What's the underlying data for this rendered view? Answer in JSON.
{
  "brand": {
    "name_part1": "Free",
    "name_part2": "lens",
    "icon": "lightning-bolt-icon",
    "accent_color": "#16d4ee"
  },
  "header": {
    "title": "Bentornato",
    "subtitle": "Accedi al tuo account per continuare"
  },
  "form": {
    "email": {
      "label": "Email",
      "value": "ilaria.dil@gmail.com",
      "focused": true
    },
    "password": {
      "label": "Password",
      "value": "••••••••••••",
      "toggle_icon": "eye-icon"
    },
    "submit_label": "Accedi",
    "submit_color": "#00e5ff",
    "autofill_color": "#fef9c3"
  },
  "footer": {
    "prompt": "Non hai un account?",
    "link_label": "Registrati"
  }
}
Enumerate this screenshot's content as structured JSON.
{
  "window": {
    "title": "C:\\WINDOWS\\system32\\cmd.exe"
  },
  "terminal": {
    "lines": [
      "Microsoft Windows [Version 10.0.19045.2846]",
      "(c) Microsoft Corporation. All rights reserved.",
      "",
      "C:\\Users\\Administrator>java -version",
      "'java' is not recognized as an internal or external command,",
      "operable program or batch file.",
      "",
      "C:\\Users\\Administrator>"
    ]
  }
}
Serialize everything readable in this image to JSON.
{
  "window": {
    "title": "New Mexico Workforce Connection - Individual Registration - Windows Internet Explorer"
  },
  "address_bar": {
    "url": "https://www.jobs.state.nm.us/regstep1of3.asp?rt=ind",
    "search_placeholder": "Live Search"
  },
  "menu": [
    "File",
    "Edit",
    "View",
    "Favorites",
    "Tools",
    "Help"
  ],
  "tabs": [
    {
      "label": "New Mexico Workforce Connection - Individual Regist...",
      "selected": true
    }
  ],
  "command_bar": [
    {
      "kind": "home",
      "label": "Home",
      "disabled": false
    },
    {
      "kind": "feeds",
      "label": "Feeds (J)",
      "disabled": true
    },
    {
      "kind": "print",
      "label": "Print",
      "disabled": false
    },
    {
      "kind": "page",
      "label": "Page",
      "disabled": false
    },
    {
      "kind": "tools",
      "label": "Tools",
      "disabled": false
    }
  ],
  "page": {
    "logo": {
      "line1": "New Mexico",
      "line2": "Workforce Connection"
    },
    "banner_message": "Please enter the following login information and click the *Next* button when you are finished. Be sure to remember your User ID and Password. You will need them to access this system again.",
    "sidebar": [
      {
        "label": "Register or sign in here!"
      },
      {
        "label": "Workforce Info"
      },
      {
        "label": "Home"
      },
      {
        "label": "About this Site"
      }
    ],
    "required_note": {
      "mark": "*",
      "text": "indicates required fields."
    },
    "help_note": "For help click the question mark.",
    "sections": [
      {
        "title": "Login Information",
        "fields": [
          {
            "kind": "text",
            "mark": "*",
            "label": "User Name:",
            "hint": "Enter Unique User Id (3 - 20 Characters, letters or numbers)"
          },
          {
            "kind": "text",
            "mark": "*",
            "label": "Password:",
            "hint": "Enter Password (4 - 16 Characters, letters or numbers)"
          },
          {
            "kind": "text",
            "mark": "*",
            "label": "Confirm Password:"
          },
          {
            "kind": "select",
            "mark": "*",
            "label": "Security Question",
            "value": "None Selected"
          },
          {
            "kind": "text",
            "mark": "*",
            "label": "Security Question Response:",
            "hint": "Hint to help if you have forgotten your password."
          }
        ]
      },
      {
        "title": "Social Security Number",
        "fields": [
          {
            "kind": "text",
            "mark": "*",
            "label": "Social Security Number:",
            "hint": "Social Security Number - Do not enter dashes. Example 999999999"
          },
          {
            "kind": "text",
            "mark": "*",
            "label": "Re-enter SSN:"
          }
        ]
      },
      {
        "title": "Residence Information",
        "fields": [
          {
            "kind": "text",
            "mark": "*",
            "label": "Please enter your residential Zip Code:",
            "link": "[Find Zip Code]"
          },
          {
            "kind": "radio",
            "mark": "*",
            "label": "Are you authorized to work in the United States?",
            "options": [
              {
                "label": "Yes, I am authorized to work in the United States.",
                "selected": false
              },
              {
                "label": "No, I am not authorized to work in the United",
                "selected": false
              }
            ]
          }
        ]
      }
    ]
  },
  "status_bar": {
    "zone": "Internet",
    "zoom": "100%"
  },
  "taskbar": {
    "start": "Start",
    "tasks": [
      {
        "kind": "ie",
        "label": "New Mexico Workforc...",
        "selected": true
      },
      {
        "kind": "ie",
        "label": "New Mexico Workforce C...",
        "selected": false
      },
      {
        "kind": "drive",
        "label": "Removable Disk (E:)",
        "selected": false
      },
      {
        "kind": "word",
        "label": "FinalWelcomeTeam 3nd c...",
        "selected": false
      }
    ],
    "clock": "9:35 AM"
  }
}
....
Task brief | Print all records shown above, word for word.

Answer to the exercise |
What's the underlying data for this rendered view? Answer in JSON.
{
  "brand": {
    "name_part1": "Free",
    "name_part2": "lens",
    "icon": "lightning-bolt-icon",
    "accent_color": "#16d4ee"
  },
  "header": {
    "title": "Bentornato",
    "subtitle": "Accedi al tuo account per continuare"
  },
  "form": {
    "email": {
      "label": "Email",
      "value": "ilaria.dil@gmail.com",
      "focused": true
    },
    "password": {
      "label": "Password",
      "value": "••••••••••••",
      "toggle_icon": "eye-icon"
    },
    "submit_label": "Accedi",
    "submit_color": "#00e5ff",
    "autofill_color": "#fef9c3"
  },
  "footer": {
    "prompt": "Non hai un account?",
    "link_label": "Registrati"
  }
}
Enumerate this screenshot's content as structured JSON.
{
  "window": {
    "title": "C:\\WINDOWS\\system32\\cmd.exe"
  },
  "terminal": {
    "lines": [
      "Microsoft Windows [Version 10.0.19045.2846]",
      "(c) Microsoft Corporation. All rights reserved.",
      "",
      "C:\\Users\\Administrator>java -version",
      "'java' is not recognized as an internal or external command,",
      "operable program or batch file.",
      "",
      "C:\\Users\\Administrator>"
    ]
  }
}
Serialize everything readable in this image to JSON.
{
  "window": {
    "title": "New Mexico Workforce Connection - Individual Registration - Windows Internet Explorer"
  },
  "address_bar": {
    "url": "https://www.jobs.state.nm.us/regstep1of3.asp?rt=ind",
    "search_placeholder": "Live Search"
  },
  "menu": [
    "File",
    "Edit",
    "View",
    "Favorites",
    "Tools",
    "Help"
  ],
  "tabs": [
    {
      "label": "New Mexico Workforce Connection - Individual Regist...",
      "selected": true
    }
  ],
  "command_bar": [
    {
      "kind": "home",
      "label": "Home",
      "disabled": false
    },
    {
      "kind": "feeds",
      "label": "Feeds (J)",
      "disabled": true
    },
    {
      "kind": "print",
      "label": "Print",
      "disabled": false
    },
    {
      "kind": "page",
      "label": "Page",
      "disabled": false
    },
    {
      "kind": "tools",
      "label": "Tools",
      "disabled": false
    }
  ],
  "page": {
    "logo": {
      "line1": "New Mexico",
      "line2": "Workforce Connection"
    },
    "banner_message": "Please enter the following login information and click the *Next* button when you are finished. Be sure to remember your User ID and Password. You will need them to access this system again.",
    "sidebar": [
      {
        "label": "Register or sign in here!"
      },
      {
        "label": "Workforce Info"
      },
      {
        "label": "Home"
      },
      {
        "label": "About this Site"
      }
    ],
    "required_note": {
      "mark": "*",
      "text": "indicates required fields."
    },
    "help_note": "For help click the question mark.",
    "sections": [
      {
        "title": "Login Information",
        "fields": [
          {
            "kind": "text",
            "mark": "*",
            "label": "User Name:",
            "hint": "Enter Unique User Id (3 - 20 Characters, letters or numbers)"
          },
          {
            "kind": "text",
            "mark": "*",
            "label": "Password:",
            "hint": "Enter Password (4 - 16 Characters, letters or numbers)"
          },
          {
            "kind": "text",
            "mark": "*",
            "label": "Confirm Password:"
          },
          {
            "kind": "select",
            "mark": "*",
            "label": "Security Question",
            "value": "None Selected"
          },
          {
            "kind": "text",
            "mark": "*",
            "label": "Security Question Response:",
            "hint": "Hint to help if you have forgotten your password."
          }
        ]
      },
      {
        "title": "Social Security Number",
        "fields": [
          {
            "kind": "text",
            "mark": "*",
            "label": "Social Security Number:",
            "hint": "Social Security Number - Do not enter dashes. Example 999999999"
          },
          {
            "kind": "text",
            "mark": "*",
            "label": "Re-enter SSN:"
          }
        ]
      },
      {
        "title": "Residence Information",
        "fields": [
          {
            "kind": "text",
            "mark": "*",
            "label": "Please enter your residential Zip Code:",
            "link": "[Find Zip Code]"
          },
          {
            "kind": "radio",
            "mark": "*",
            "label": "Are you authorized to work in the United States?",
            "options": [
              {
                "label": "Yes, I am authorized to work in the United States.",
                "selected": false
              },
              {
                "label": "No, I am not authorized to work in the United",
                "selected": false
              }
            ]
          }
        ]
      }
    ]
  },
  "status_bar": {
    "zone": "Internet",
    "zoom": "100%"
  },
  "taskbar": {
    "start": "Start",
    "tasks": [
      {
        "kind": "ie",
        "label": "New Mexico Workforc...",
        "selected": true
      },
      {
        "kind": "ie",
        "label": "New Mexico Workforce C...",
        "selected": false
      },
      {
        "kind": "drive",
        "label": "Removable Disk (E:)",
        "selected": false
      },
      {
        "kind": "word",
        "label": "FinalWelcomeTeam 3nd c...",
        "selected": false
      }
    ],
    "clock": "9:35 AM"
  }
}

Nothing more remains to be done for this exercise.